After the drum beat of tax increases we’ve experienced over the past few years it is apparent that New Brunswick can only eliminate its deficit, and return the province on a sound fiscal footing, by tackling government expenditures.

The provincial Liberals inherited a $389-million deficit from the previous Progressive Conservative government in 2014. And that PC government, under then-premier David Alward, was handed a $617-million deficit by Shawn Graham’s Liberals in 2010. The inability to control spending is a bipartisan problem.

The accompanying table shows how N.B. spending has gone up since 2005. Spending actually fell in two fiscal years: by two per cent in 2011, which was Mr. Alward’s first budget, and again by one per cent in Premier Brian Gallant’s inaugural 2015 budget. But that restraint was more than undone in subsequent budgets.

The Alward government’s second budget ratcheted up spending by 3.3 per cent. They got the budget back under control in 2013 when it grew a modest 1.1 per cent. Yet, it shot up 4.4 per cent in 2014 – a shared Alward/Gallant fiscal year after the September election.

The Gallant government – after reducing expenditures in 2015 – will increase spending this year by 3.6 per cent. That’s more than double the growth in population and inflation. As a result of this fiscal expansion, New Brunswick’s spending will hit a new record high of $8.3-billion.

Spending in New Brunswick has grown by a staggering 50 per cent since 2005. Very few taxpayers will agree we are receiving better government services for the added costs and higher taxes. Instead, we are carrying a larger government – our provincial bureaucracy is costlier and larger than the Canadian average.

So what can be done to turn things around? At an absolute minimum, New Brunswick should control its annual spending so it grows at a much more modest, and lower, rate. This is what countless households and businesses do every year to make ends meet.

Had the province moderated its spending increase to two per cent a year since 2005 – instead of the actual 3.8 per cent average annual boost – the government would today be running a $1-billion surplus.
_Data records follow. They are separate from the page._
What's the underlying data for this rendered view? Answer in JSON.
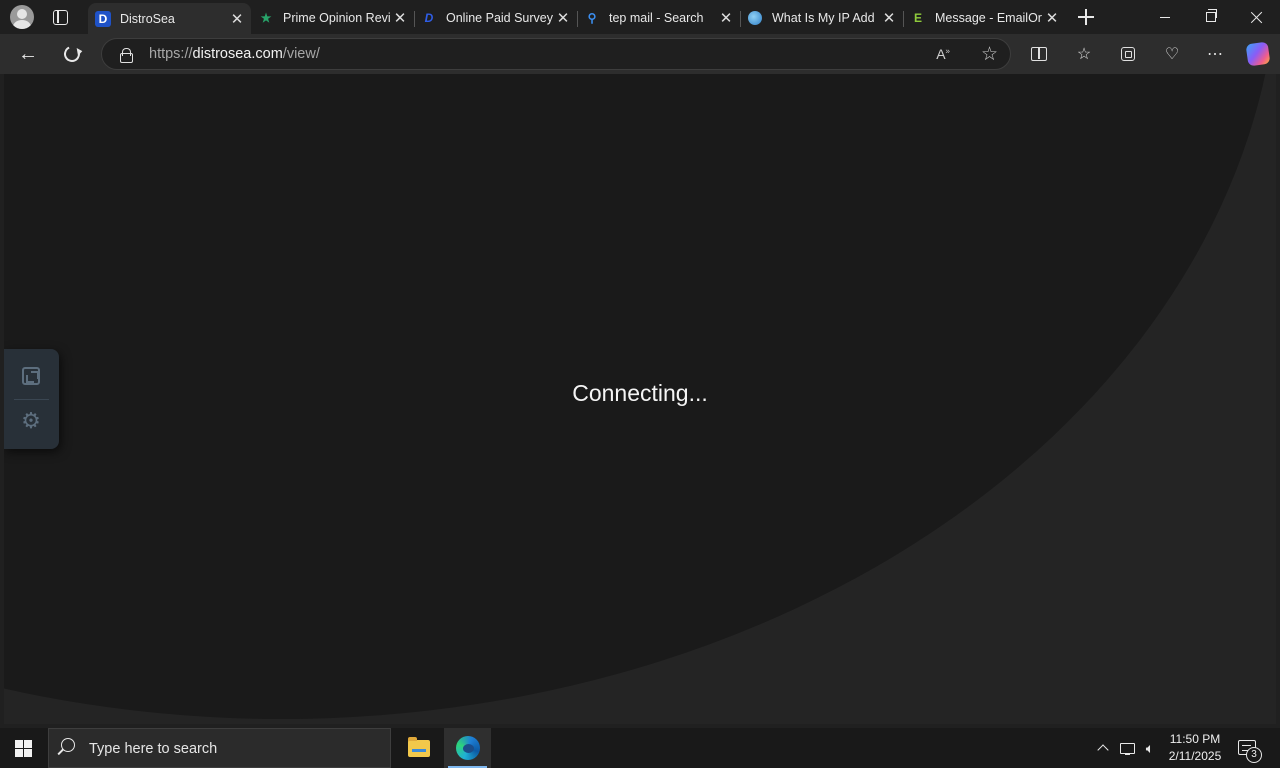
{
  "browser": {
    "tabs": [
      {
        "title": "DistroSea",
        "favicon": "distrosea-d-icon",
        "favicon_text": "D",
        "active": true
      },
      {
        "title": "Prime Opinion Revi",
        "favicon": "star-icon"
      },
      {
        "title": "Online Paid Survey",
        "favicon": "paid-survey-icon"
      },
      {
        "title": "tep mail - Search",
        "favicon": "search-icon"
      },
      {
        "title": "What Is My IP Add",
        "favicon": "globe-icon"
      },
      {
        "title": "Message - EmailOr",
        "favicon": "emailondeck-e-icon",
        "favicon_text": "E"
      }
    ],
    "address": {
      "scheme": "https://",
      "host": "distrosea.com",
      "path": "/view/"
    },
    "accent_color": "#1f52c7"
  },
  "page": {
    "status_text": "Connecting...",
    "side_panel": {
      "icons": [
        "fullscreen-icon",
        "gear-icon"
      ]
    }
  },
  "taskbar": {
    "search_placeholder": "Type here to search",
    "apps": [
      "file-explorer-icon",
      "edge-icon"
    ],
    "clock_time": "11:50 PM",
    "clock_date": "2/11/2025",
    "notification_count": "3"
  }
}
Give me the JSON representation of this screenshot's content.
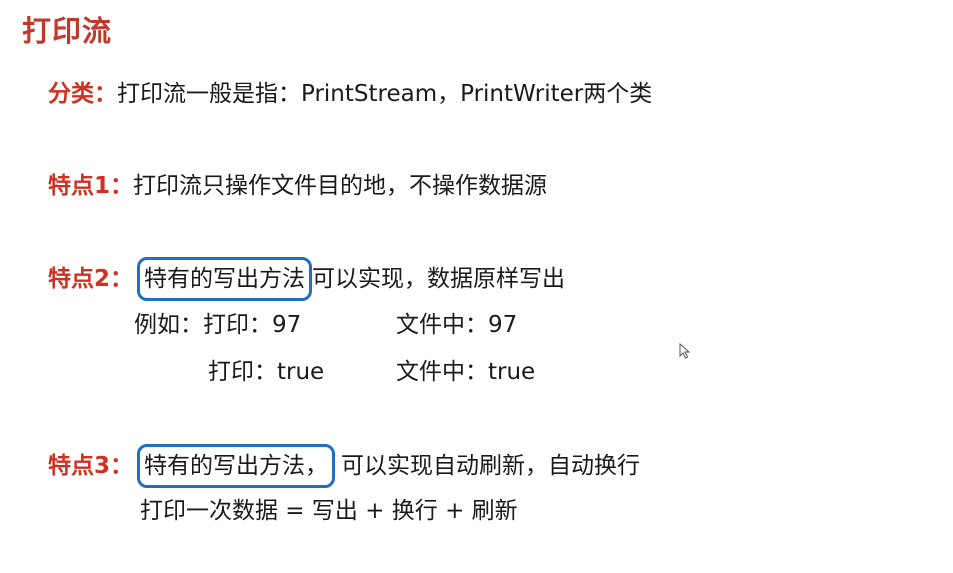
{
  "title": "打印流",
  "classification": {
    "label": "分类：",
    "text": "打印流一般是指：PrintStream，PrintWriter两个类"
  },
  "feature1": {
    "label": "特点1：",
    "text": "打印流只操作文件目的地，不操作数据源"
  },
  "feature2": {
    "label": "特点2：",
    "boxed": "特有的写出方法",
    "text": "可以实现，数据原样写出",
    "example_prefix": "例如：",
    "row1_print": "打印：97",
    "row1_file": "文件中：97",
    "row2_print": "打印：true",
    "row2_file": "文件中：true"
  },
  "feature3": {
    "label": "特点3：",
    "boxed": "特有的写出方法，",
    "text": "可以实现自动刷新，自动换行",
    "formula": "打印一次数据 = 写出 + 换行 + 刷新"
  }
}
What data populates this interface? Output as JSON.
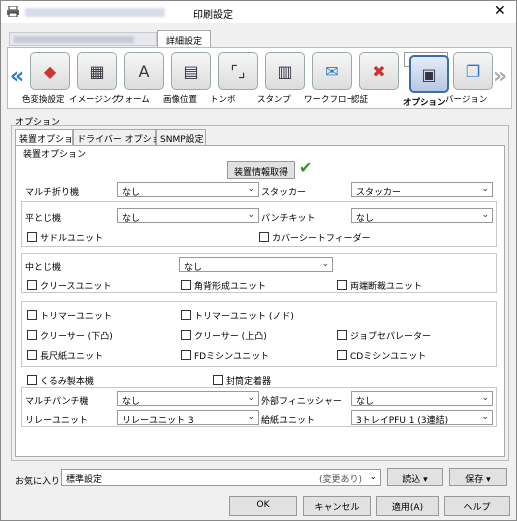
{
  "window": {
    "title": "印刷設定",
    "close": "✕"
  },
  "tabs": {
    "detail": "詳細設定"
  },
  "ribbon": {
    "items": [
      {
        "label": "色変換設定",
        "glyph": "◆"
      },
      {
        "label": "イメージング",
        "glyph": "▦"
      },
      {
        "label": "フォーム",
        "glyph": "A"
      },
      {
        "label": "画像位置",
        "glyph": "▤"
      },
      {
        "label": "トンボ",
        "glyph": "⌜⌟"
      },
      {
        "label": "スタンプ",
        "glyph": "▥"
      },
      {
        "label": "ワークフロー",
        "glyph": "✉"
      },
      {
        "label": "認証",
        "glyph": "✖"
      },
      {
        "label": "オプション",
        "glyph": "▣"
      },
      {
        "label": "バージョン",
        "glyph": "❐"
      }
    ],
    "left_arrow": "«",
    "right_arrow": "»"
  },
  "options": {
    "section_label": "オプション",
    "tabs": [
      "装置オプション",
      "ドライバー オプション",
      "SNMP設定"
    ],
    "group_label": "装置オプション",
    "get_info_button": "装置情報取得",
    "checkmark": "✔",
    "multi_fold": {
      "label": "マルチ折り機",
      "value": "なし"
    },
    "stacker": {
      "label": "スタッカー",
      "value": "スタッカー"
    },
    "flat_stitch": {
      "label": "平とじ機",
      "value": "なし"
    },
    "punch_kit": {
      "label": "パンチキット",
      "value": "なし"
    },
    "saddle_unit": "サドルユニット",
    "cover_feeder": "カバーシートフィーダー",
    "middle_stitch": {
      "label": "中とじ機",
      "value": "なし"
    },
    "crease_unit": "クリースユニット",
    "spine_unit": "角背形成ユニット",
    "both_trim": "両端断裁ユニット",
    "trimmer_unit": "トリマーユニット",
    "trimmer_unit_no": "トリマーユニット (ノド)",
    "creaser_down": "クリーサー (下凸)",
    "creaser_up": "クリーサー (上凸)",
    "job_separator": "ジョブセパレーター",
    "long_paper": "長尺紙ユニット",
    "fd_perf": "FDミシンユニット",
    "cd_perf": "CDミシンユニット",
    "kurumi_binder": "くるみ製本機",
    "envelope_inserter": "封筒定着器",
    "multi_punch": {
      "label": "マルチパンチ機",
      "value": "なし"
    },
    "ext_finisher": {
      "label": "外部フィニッシャー",
      "value": "なし"
    },
    "relay_unit": {
      "label": "リレーユニット",
      "value": "リレーユニット 3"
    },
    "feed_unit": {
      "label": "給紙ユニット",
      "value": "3トレイPFU 1 (3連結)"
    }
  },
  "favorites": {
    "label": "お気に入り",
    "value": "標準設定",
    "hint": "(変更あり)",
    "load": "読込",
    "save": "保存"
  },
  "buttons": {
    "ok": "OK",
    "cancel": "キャンセル",
    "apply": "適用(A)",
    "help": "ヘルプ"
  }
}
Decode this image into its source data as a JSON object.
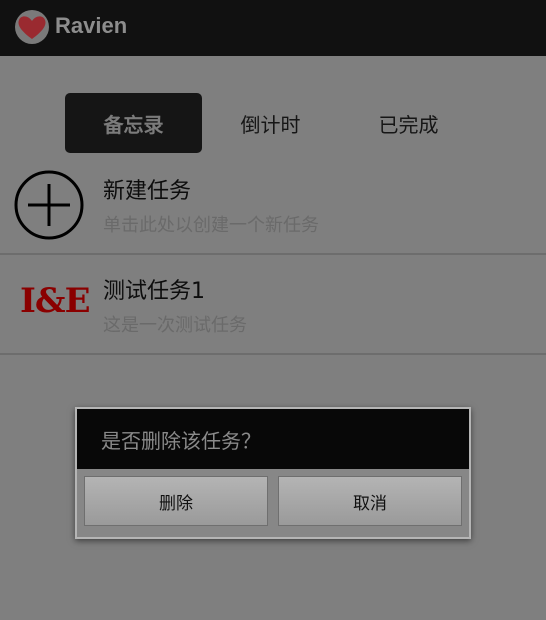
{
  "app": {
    "title": "Ravien",
    "logo_icon": "heart-icon",
    "logo_color": "#d1363e"
  },
  "tabs": [
    {
      "label": "备忘录",
      "active": true
    },
    {
      "label": "倒计时",
      "active": false
    },
    {
      "label": "已完成",
      "active": false
    }
  ],
  "tasks": [
    {
      "icon": "add-circle-icon",
      "title": "新建任务",
      "subtitle": "单击此处以创建一个新任务"
    },
    {
      "icon": "ie-logo",
      "icon_text": "I&E",
      "title": "测试任务1",
      "subtitle": "这是一次测试任务"
    }
  ],
  "dialog": {
    "title": "是否删除该任务？",
    "delete_label": "删除",
    "cancel_label": "取消"
  }
}
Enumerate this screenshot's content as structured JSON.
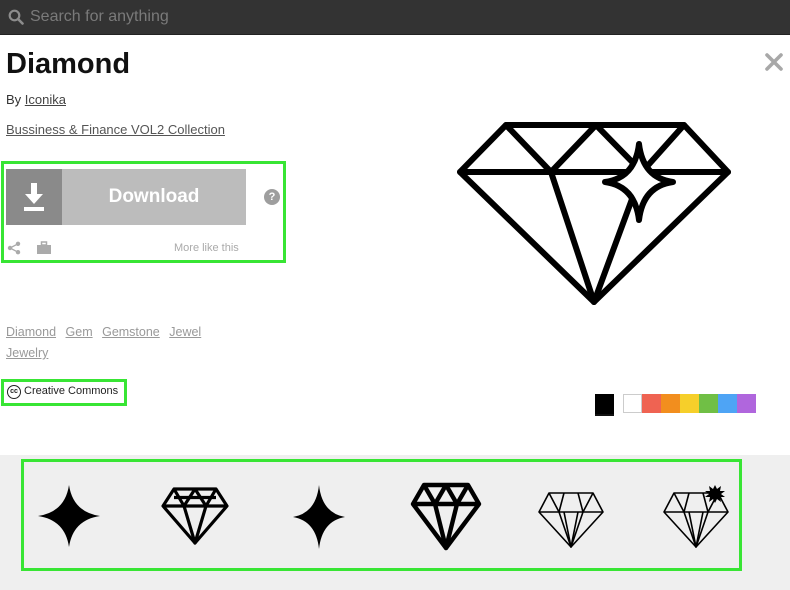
{
  "header": {
    "search_placeholder": "Search for anything"
  },
  "icon": {
    "title": "Diamond",
    "by_prefix": "By",
    "author": "Iconika",
    "collection": "Bussiness & Finance VOL2 Collection"
  },
  "actions": {
    "download_label": "Download",
    "help_glyph": "?",
    "more_like_label": "More like this"
  },
  "tags": [
    "Diamond",
    "Gem",
    "Gemstone",
    "Jewel",
    "Jewelry"
  ],
  "license": {
    "badge": "cc",
    "label": "Creative Commons"
  },
  "colors": {
    "swatches": [
      "#000000",
      "#ffffff",
      "#ef6352",
      "#f28e1e",
      "#f6cf2a",
      "#70bf45",
      "#4ea4f5",
      "#b066dd"
    ],
    "selected_index": 0,
    "highlight": "#38e534"
  },
  "related": [
    {
      "name": "sparkle-star-icon"
    },
    {
      "name": "diamond-outline-icon"
    },
    {
      "name": "sparkle-star-small-icon"
    },
    {
      "name": "diamond-bold-icon"
    },
    {
      "name": "diamond-thin-icon"
    },
    {
      "name": "diamond-shine-icon"
    }
  ]
}
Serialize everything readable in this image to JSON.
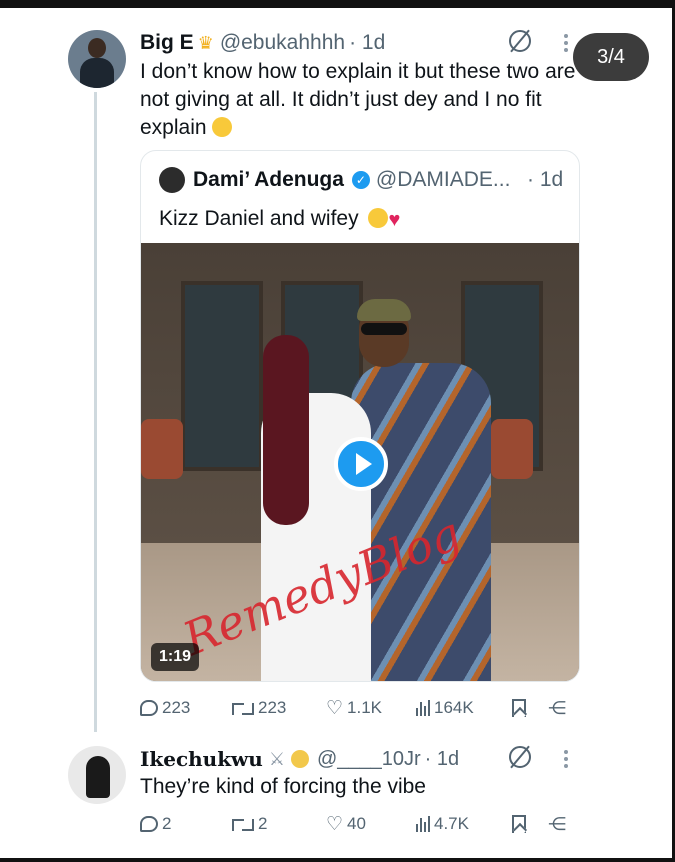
{
  "pager": "3/4",
  "main_tweet": {
    "name": "Big E",
    "handle": "@ebukahhhh",
    "time": "· 1d",
    "text": "I don’t know how to explain it but these two are not giving at all. It didn’t just dey and I no fit explain",
    "actions": {
      "replies": "223",
      "reposts": "223",
      "likes": "1.1K",
      "views": "164K"
    }
  },
  "quoted_tweet": {
    "name": "Dami’ Adenuga",
    "handle": "@DAMIADE...",
    "time": "· 1d",
    "text": "Kizz Daniel and wifey",
    "video": {
      "duration": "1:19",
      "watermark": "RemedyBlog"
    }
  },
  "reply_tweet": {
    "name": "Ikechukwu",
    "handle": "@____10Jr",
    "time": "· 1d",
    "text": "They’re kind of forcing the vibe",
    "actions": {
      "replies": "2",
      "reposts": "2",
      "likes": "40",
      "views": "4.7K"
    }
  },
  "colors": {
    "accent": "#1d9bf0",
    "muted": "#536471",
    "text": "#0f1419"
  },
  "icons": [
    "grok-icon",
    "more-icon",
    "reply-icon",
    "repost-icon",
    "like-icon",
    "views-icon",
    "bookmark-icon",
    "share-icon",
    "play-icon",
    "verified-icon"
  ]
}
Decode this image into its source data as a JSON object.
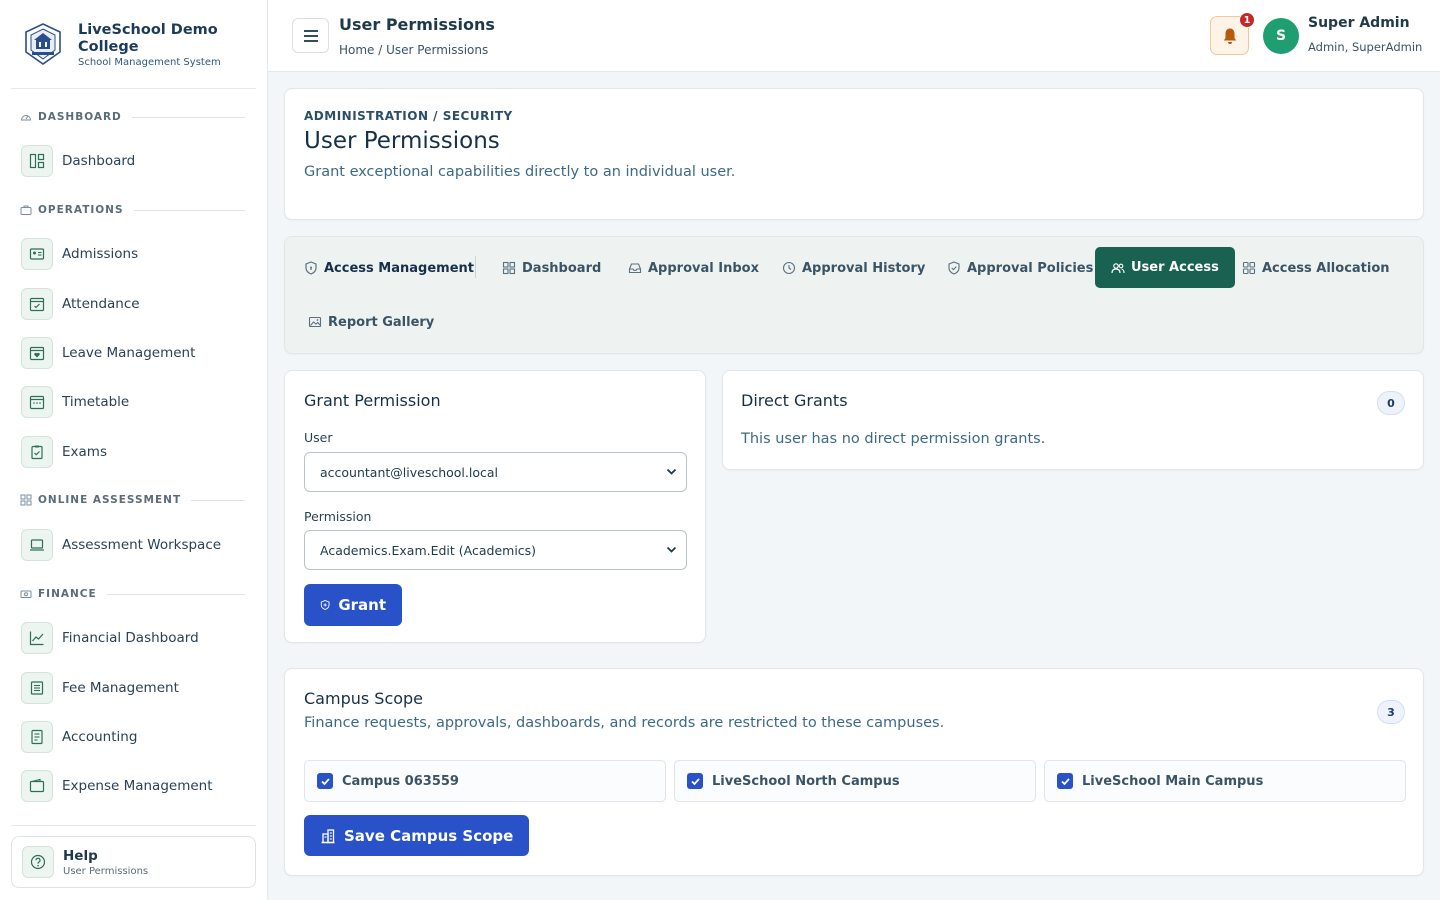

That surplus would mean the recent HST increase along with many other tax increases would not have been necessary.

Premier Gallant should commit his government to a one per cent increase to program spending. This would largely offset inflation and put downward pressure on the province’s spending arc. This limit should be set in law to ensure bipartisan support.

A year ago Cathy Rogers, New Brunswick’s new Finance Minister, said raising the HST was the “lazy way” to fix the province’s finances. The Gallant government went ahead and took the easy way out anyway. Now we’re discovering lazy tax hikes cannot solve a spending addiction. That will take hard work. To continue on the current path means high taxes, slow growth and less economic opportunity in New Brunswick.

Read this article on the Telegraph-Journal website.